====== DATA EXTRACTS ======

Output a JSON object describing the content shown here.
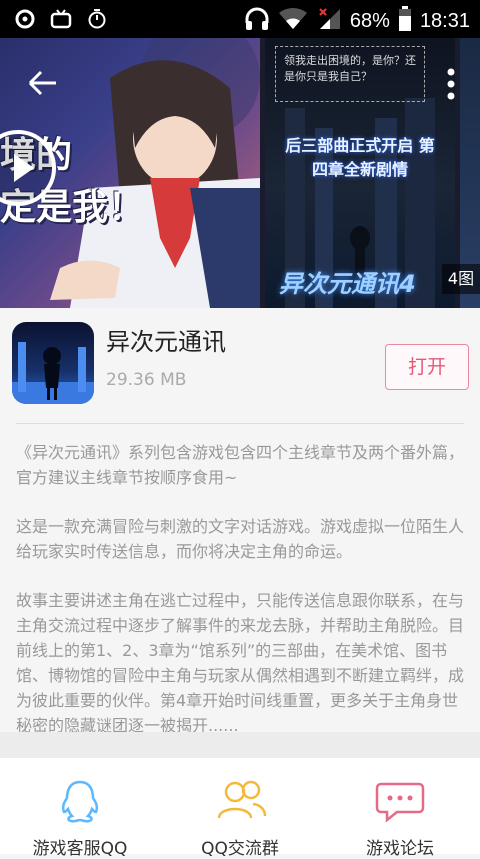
{
  "status_bar": {
    "battery_pct": "68%",
    "time": "18:31",
    "icons": [
      "sync-icon",
      "tv-icon",
      "alarm-icon",
      "headphones-icon",
      "wifi-icon",
      "signal-icon",
      "battery-icon"
    ]
  },
  "banner": {
    "shot1_text": "境的\n定是我！",
    "shot2_bubble": "领我走出困境的，是你？还是你只是我自己？",
    "shot2_headline": "后三部曲正式开启 第四章全新剧情",
    "shot2_logo": "异次元通讯4",
    "image_count": "4图"
  },
  "app": {
    "name": "异次元通讯",
    "size": "29.36 MB",
    "open_label": "打开"
  },
  "description": {
    "paragraphs": [
      "《异次元通讯》系列包含游戏包含四个主线章节及两个番外篇，官方建议主线章节按顺序食用~",
      "这是一款充满冒险与刺激的文字对话游戏。游戏虚拟一位陌生人给玩家实时传送信息，而你将决定主角的命运。",
      "故事主要讲述主角在逃亡过程中，只能传送信息跟你联系，在与主角交流过程中逐步了解事件的来龙去脉，并帮助主角脱险。目前线上的第1、2、3章为“馆系列”的三部曲，在美术馆、图书馆、博物馆的冒险中主角与玩家从偶然相遇到不断建立羁绊，成为彼此重要的伙伴。第4章开始时间线重置，更多关于主角身世秘密的隐藏谜团逐一被揭开......"
    ]
  },
  "bottom_nav": {
    "items": [
      {
        "label": "游戏客服QQ",
        "icon": "qq-penguin-icon"
      },
      {
        "label": "QQ交流群",
        "icon": "group-icon"
      },
      {
        "label": "游戏论坛",
        "icon": "chat-bubble-icon"
      }
    ]
  },
  "colors": {
    "accent": "#e25a7a",
    "qq_icon": "#5cb8ff",
    "group_icon": "#f5b93a",
    "forum_icon": "#e46a86"
  }
}
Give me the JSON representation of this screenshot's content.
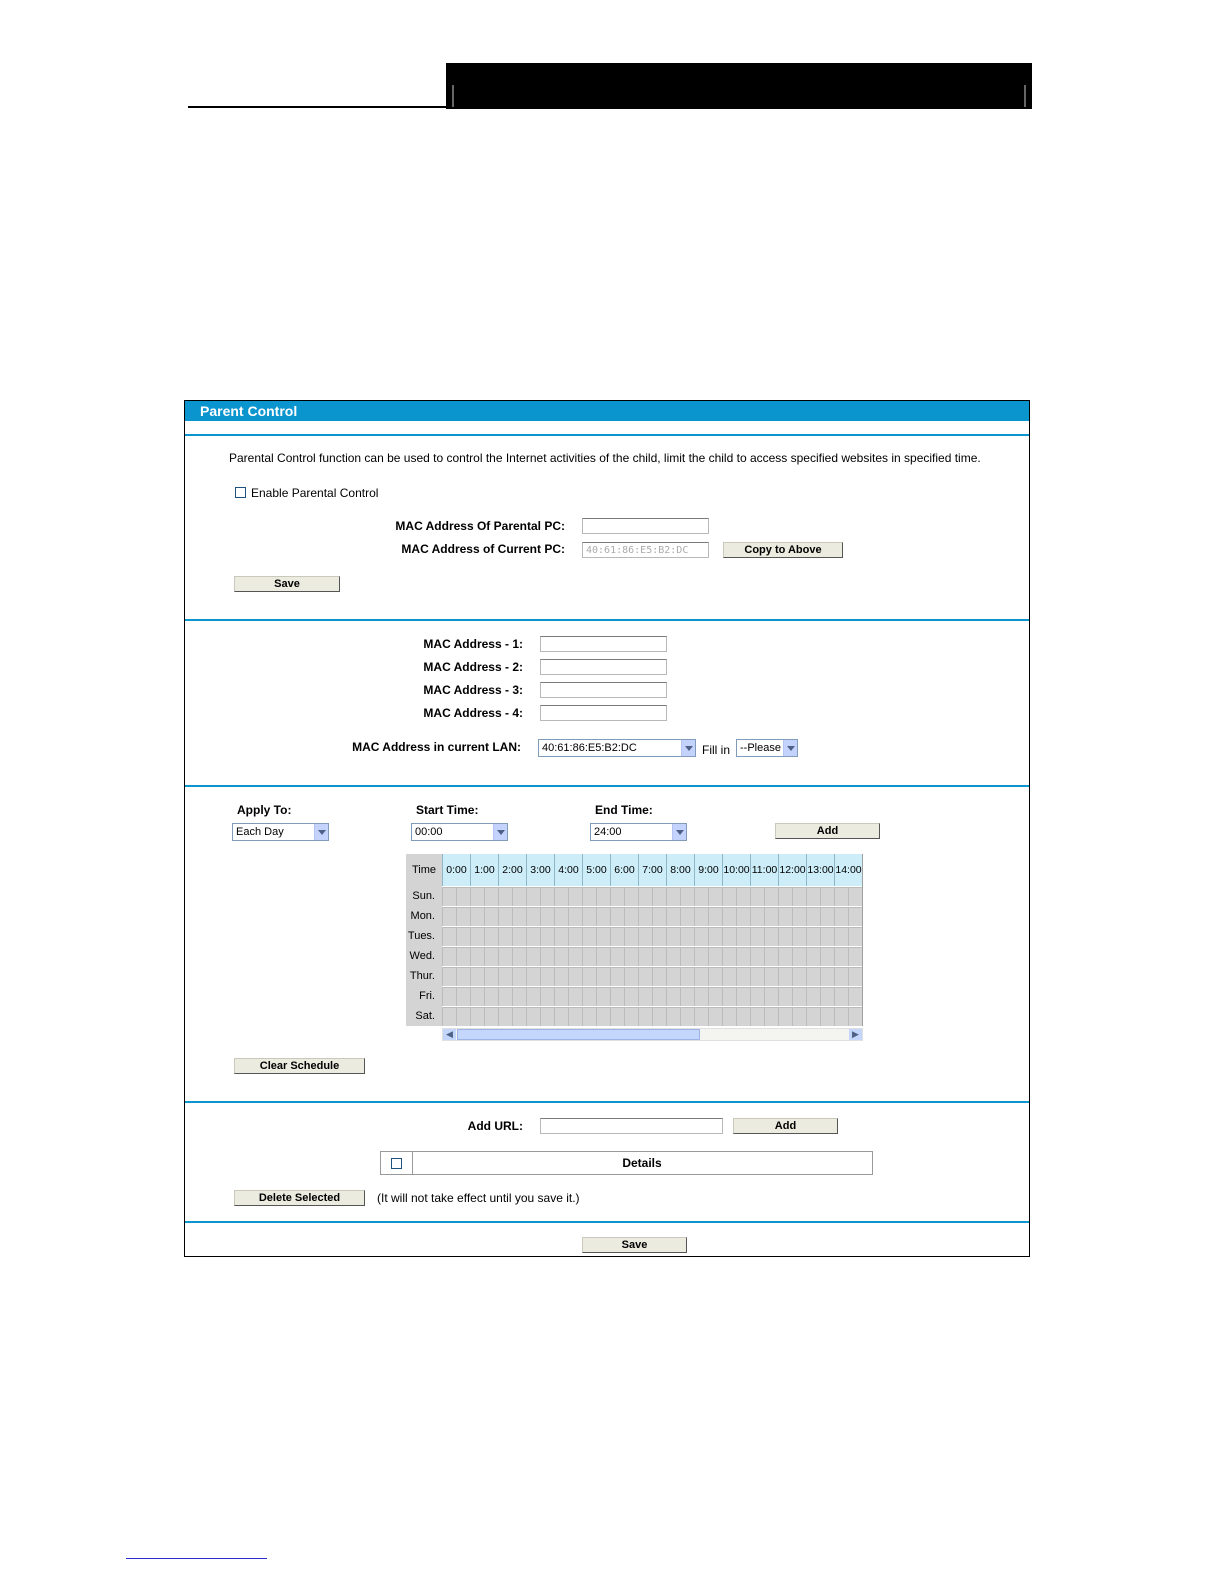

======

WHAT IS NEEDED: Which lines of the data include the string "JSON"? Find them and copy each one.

EXERCISE ANSWER:
Output a JSON object describing the content shown here.
Give me the JSON representation of this screenshot's content.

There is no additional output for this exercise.